Under $15,000 is a good price point for identifying running and driving classics that can be considered “affordable” partly because they fit the budget for most enthusiasts and partly because it’s under the MSRP of just about any new automobile. Thankfully, there’s a wide range of choices in the world of affordable classics that spans many makes, body styles and model years. Even so, at collector car auctions in North America during 2015 there are certain types of classics that cross the block significantly more often than others.
Out of the 10 most commonly seen sub-$15,000 cars by year, make and model, seven are either Mustangs or Corvettes, all but one are built by either Ford or GM, and eight were built after 1970. If you’ve been to a Mecum or a Barrett-Jackson event lately, the list shouldn’t be much of a surprise. In addition to having modest values, most of these are famous cars with mass appeal, and all were built in huge quantities and have a solid survival rate. For example, almost 54,000 Corvettes were built in 1979 alone. For the 1966 Mustang, the number is over 600,000.

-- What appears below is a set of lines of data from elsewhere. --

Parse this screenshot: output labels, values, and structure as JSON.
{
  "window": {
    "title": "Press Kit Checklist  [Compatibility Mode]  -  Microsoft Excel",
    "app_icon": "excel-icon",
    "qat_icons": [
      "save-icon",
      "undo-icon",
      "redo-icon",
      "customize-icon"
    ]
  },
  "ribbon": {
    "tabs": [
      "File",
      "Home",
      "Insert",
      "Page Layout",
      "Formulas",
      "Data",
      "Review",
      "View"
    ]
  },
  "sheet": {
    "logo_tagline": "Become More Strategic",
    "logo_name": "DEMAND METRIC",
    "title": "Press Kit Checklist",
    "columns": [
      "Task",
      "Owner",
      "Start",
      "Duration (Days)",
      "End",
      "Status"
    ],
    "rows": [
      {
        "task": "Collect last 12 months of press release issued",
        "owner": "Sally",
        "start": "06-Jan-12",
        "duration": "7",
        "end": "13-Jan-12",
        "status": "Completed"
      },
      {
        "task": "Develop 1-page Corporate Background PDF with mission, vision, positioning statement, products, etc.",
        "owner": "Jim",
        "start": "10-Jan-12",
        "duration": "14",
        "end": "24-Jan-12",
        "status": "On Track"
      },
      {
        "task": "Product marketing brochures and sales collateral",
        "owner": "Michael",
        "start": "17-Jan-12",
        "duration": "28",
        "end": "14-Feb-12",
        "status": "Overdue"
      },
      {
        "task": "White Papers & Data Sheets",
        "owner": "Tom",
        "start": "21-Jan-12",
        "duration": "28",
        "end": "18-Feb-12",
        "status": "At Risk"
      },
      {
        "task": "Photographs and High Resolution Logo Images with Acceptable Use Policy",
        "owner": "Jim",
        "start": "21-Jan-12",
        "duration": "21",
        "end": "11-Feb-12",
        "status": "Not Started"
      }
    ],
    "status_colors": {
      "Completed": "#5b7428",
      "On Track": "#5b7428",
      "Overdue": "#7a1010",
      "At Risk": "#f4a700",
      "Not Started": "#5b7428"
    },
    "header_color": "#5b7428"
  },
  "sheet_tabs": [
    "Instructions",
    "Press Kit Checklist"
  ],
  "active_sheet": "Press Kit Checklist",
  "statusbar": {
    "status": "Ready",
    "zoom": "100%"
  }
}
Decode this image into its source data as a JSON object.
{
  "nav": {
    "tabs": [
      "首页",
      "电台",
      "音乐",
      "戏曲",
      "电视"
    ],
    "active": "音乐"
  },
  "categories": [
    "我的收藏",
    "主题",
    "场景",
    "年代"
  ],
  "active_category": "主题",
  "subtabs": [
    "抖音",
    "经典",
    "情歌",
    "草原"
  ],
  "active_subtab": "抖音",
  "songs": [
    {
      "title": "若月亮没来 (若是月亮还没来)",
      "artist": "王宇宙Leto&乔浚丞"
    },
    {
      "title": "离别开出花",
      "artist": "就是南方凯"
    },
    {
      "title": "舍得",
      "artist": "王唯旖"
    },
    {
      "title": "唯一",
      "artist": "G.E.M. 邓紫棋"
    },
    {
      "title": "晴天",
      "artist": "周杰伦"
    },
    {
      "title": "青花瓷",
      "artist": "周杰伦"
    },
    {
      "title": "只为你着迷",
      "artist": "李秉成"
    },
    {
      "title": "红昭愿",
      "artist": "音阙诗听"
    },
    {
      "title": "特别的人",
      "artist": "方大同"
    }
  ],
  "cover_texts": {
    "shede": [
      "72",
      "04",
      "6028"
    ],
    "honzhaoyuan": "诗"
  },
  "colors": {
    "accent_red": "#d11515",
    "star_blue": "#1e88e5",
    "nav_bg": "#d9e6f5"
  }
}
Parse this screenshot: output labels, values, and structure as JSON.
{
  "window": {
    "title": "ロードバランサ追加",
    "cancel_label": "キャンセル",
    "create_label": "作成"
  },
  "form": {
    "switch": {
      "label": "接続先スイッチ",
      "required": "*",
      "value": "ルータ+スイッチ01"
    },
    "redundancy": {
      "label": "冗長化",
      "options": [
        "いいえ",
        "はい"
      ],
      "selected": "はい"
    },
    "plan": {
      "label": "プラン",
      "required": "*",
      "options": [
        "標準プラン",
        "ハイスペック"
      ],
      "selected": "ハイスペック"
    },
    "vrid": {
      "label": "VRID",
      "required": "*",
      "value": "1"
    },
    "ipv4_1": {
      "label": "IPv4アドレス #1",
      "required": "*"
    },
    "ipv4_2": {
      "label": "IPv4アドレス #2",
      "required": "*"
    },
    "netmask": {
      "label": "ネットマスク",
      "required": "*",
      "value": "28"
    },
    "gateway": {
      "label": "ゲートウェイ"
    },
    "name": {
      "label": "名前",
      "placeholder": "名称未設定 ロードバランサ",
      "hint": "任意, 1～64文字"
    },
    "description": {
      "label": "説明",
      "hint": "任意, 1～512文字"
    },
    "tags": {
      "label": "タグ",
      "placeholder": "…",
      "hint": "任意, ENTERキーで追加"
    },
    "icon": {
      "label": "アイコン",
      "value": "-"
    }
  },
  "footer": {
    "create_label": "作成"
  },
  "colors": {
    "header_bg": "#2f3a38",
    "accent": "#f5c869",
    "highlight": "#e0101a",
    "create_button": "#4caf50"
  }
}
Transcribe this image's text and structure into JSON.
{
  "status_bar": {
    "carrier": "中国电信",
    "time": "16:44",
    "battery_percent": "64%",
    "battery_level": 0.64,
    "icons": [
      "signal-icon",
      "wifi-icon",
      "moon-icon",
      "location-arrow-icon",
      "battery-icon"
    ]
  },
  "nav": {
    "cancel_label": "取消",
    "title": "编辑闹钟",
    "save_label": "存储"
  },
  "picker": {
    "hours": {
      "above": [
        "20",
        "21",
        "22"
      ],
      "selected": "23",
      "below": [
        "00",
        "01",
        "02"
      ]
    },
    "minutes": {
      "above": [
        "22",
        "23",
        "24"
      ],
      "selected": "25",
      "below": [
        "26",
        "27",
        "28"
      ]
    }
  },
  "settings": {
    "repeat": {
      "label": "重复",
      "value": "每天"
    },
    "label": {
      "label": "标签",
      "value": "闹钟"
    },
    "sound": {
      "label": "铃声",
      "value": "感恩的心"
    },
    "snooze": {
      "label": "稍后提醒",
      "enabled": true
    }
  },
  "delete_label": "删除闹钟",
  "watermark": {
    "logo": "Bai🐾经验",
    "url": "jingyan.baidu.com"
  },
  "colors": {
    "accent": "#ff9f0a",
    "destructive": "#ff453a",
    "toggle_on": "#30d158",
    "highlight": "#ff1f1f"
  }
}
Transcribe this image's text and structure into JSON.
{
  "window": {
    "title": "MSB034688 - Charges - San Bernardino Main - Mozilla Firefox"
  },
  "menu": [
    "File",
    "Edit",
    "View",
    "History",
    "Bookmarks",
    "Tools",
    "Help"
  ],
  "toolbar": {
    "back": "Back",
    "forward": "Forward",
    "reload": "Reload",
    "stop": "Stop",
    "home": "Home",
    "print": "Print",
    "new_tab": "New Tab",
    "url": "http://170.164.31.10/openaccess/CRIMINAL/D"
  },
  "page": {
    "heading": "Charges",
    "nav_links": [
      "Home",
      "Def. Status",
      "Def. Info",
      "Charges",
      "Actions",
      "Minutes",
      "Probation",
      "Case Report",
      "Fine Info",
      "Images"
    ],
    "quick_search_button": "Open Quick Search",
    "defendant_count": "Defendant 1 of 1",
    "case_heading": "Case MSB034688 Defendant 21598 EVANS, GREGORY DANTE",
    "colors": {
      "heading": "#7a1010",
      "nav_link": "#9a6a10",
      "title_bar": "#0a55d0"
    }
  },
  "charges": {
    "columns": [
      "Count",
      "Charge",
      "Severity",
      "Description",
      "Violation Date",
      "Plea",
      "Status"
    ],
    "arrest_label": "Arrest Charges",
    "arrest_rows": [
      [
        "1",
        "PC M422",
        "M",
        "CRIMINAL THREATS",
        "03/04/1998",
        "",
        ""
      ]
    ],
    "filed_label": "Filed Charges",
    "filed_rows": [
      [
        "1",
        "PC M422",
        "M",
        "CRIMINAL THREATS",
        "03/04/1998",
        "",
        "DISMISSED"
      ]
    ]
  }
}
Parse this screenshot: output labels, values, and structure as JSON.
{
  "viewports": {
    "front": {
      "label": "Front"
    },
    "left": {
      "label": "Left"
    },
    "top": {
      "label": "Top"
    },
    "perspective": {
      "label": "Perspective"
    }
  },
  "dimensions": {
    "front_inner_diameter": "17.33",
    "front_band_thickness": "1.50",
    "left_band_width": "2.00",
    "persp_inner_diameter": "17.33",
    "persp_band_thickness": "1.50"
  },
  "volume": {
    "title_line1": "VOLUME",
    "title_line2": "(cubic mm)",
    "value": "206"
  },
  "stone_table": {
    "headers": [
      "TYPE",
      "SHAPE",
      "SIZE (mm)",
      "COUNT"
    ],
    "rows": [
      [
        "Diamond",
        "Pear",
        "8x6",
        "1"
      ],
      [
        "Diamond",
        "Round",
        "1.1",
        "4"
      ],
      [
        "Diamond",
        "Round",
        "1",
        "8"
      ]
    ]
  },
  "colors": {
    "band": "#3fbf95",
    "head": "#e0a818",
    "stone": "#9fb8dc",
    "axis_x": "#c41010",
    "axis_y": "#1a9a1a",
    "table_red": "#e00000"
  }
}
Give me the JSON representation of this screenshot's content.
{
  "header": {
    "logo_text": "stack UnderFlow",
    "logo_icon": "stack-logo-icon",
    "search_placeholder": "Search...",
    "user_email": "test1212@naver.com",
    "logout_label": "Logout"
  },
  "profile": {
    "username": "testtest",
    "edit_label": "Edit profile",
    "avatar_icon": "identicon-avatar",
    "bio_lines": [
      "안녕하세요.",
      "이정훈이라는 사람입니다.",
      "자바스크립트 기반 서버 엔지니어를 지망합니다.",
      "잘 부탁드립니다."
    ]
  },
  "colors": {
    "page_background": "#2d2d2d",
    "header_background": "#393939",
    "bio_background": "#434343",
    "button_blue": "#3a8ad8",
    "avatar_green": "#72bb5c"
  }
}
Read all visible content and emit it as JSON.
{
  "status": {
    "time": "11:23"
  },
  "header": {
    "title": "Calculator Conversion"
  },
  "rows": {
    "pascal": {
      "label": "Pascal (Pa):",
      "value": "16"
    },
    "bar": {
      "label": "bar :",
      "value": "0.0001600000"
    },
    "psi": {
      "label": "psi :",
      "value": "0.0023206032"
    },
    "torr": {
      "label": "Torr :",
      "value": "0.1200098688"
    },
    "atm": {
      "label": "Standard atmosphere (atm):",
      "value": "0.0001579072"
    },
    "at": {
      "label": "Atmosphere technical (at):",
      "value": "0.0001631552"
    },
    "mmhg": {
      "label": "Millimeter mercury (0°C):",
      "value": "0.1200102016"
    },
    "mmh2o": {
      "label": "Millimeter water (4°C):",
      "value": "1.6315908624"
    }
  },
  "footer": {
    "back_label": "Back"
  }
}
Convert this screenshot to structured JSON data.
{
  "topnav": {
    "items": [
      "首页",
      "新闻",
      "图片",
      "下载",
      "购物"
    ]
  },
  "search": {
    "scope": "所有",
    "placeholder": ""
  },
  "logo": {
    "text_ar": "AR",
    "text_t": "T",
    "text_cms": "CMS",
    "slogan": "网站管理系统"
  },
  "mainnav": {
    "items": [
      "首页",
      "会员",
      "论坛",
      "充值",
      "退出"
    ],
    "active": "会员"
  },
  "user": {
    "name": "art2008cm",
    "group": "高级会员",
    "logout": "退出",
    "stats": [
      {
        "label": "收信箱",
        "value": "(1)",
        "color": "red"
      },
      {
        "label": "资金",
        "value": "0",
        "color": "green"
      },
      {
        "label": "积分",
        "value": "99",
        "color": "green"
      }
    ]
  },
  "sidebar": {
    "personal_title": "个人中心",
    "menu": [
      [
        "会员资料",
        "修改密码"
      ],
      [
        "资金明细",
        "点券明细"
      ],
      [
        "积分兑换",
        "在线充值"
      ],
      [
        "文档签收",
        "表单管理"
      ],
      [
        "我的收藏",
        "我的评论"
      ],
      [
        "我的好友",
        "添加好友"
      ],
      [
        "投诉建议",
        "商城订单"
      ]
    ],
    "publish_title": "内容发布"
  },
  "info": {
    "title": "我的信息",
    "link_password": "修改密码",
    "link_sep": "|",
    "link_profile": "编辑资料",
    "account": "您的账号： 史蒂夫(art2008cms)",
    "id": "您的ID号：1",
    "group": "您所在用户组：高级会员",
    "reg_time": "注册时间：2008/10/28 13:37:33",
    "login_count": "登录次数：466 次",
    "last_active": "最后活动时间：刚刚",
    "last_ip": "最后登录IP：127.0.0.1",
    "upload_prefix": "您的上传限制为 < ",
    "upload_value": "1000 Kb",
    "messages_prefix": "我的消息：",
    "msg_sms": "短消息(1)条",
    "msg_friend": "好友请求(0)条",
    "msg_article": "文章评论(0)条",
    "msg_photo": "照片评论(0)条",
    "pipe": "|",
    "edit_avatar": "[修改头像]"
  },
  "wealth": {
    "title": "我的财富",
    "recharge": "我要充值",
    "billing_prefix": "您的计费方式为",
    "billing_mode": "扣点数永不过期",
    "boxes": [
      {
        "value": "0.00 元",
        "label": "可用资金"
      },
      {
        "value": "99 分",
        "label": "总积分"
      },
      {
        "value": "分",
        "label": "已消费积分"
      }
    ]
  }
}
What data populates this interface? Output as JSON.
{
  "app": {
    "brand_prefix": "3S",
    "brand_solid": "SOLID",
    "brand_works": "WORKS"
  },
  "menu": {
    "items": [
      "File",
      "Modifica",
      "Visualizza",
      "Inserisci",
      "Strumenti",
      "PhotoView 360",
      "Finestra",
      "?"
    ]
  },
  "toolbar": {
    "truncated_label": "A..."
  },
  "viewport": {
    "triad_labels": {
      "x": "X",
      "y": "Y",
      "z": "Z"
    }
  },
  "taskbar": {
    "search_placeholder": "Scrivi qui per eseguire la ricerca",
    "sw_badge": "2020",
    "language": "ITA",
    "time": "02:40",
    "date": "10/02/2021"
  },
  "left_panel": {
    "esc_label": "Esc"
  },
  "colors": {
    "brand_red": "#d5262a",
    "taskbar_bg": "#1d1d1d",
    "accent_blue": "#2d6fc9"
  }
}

The typical demographic of both buyers and sellers at collector car auctions is also old enough to have nostalgic attachment to these cars rather than more modern classics with similar production numbers and purchase prices. While those modern classics have gotten a lot of recent attention from buyers, sellers and market commentators alike, it’s still the prototypical classics like the Mustang, Corvette and Beetle that are dominating the collector car auction dockets.